● **What you have to do**:
Your answer must be the full listing, repeated word for word.

Source data: Begin

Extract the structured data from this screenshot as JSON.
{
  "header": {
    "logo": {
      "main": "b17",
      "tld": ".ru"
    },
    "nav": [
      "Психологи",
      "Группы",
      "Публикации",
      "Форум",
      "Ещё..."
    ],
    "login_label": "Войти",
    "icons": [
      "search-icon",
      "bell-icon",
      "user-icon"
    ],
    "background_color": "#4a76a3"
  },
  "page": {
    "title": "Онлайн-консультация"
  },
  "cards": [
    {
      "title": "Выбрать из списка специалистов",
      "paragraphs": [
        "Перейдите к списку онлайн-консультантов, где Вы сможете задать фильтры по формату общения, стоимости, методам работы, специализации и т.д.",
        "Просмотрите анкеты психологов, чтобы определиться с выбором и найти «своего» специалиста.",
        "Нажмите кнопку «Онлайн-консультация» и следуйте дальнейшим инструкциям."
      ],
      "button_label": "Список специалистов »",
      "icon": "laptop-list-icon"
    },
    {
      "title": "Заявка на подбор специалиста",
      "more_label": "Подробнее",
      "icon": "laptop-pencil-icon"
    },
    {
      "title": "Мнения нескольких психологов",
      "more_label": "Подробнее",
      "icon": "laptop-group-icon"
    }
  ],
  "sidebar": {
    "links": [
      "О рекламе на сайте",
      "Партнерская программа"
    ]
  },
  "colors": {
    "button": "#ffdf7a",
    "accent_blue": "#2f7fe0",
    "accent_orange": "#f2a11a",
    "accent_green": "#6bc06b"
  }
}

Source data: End

● **Answer for the task**:
Extract the structured data from this screenshot as JSON.
{
  "header": {
    "logo": {
      "main": "b17",
      "tld": ".ru"
    },
    "nav": [
      "Психологи",
      "Группы",
      "Публикации",
      "Форум",
      "Ещё..."
    ],
    "login_label": "Войти",
    "icons": [
      "search-icon",
      "bell-icon",
      "user-icon"
    ],
    "background_color": "#4a76a3"
  },
  "page": {
    "title": "Онлайн-консультация"
  },
  "cards": [
    {
      "title": "Выбрать из списка специалистов",
      "paragraphs": [
        "Перейдите к списку онлайн-консультантов, где Вы сможете задать фильтры по формату общения, стоимости, методам работы, специализации и т.д.",
        "Просмотрите анкеты психологов, чтобы определиться с выбором и найти «своего» специалиста.",
        "Нажмите кнопку «Онлайн-консультация» и следуйте дальнейшим инструкциям."
      ],
      "button_label": "Список специалистов »",
      "icon": "laptop-list-icon"
    },
    {
      "title": "Заявка на подбор специалиста",
      "more_label": "Подробнее",
      "icon": "laptop-pencil-icon"
    },
    {
      "title": "Мнения нескольких психологов",
      "more_label": "Подробнее",
      "icon": "laptop-group-icon"
    }
  ],
  "sidebar": {
    "links": [
      "О рекламе на сайте",
      "Партнерская программа"
    ]
  },
  "colors": {
    "button": "#ffdf7a",
    "accent_blue": "#2f7fe0",
    "accent_orange": "#f2a11a",
    "accent_green": "#6bc06b"
  }
}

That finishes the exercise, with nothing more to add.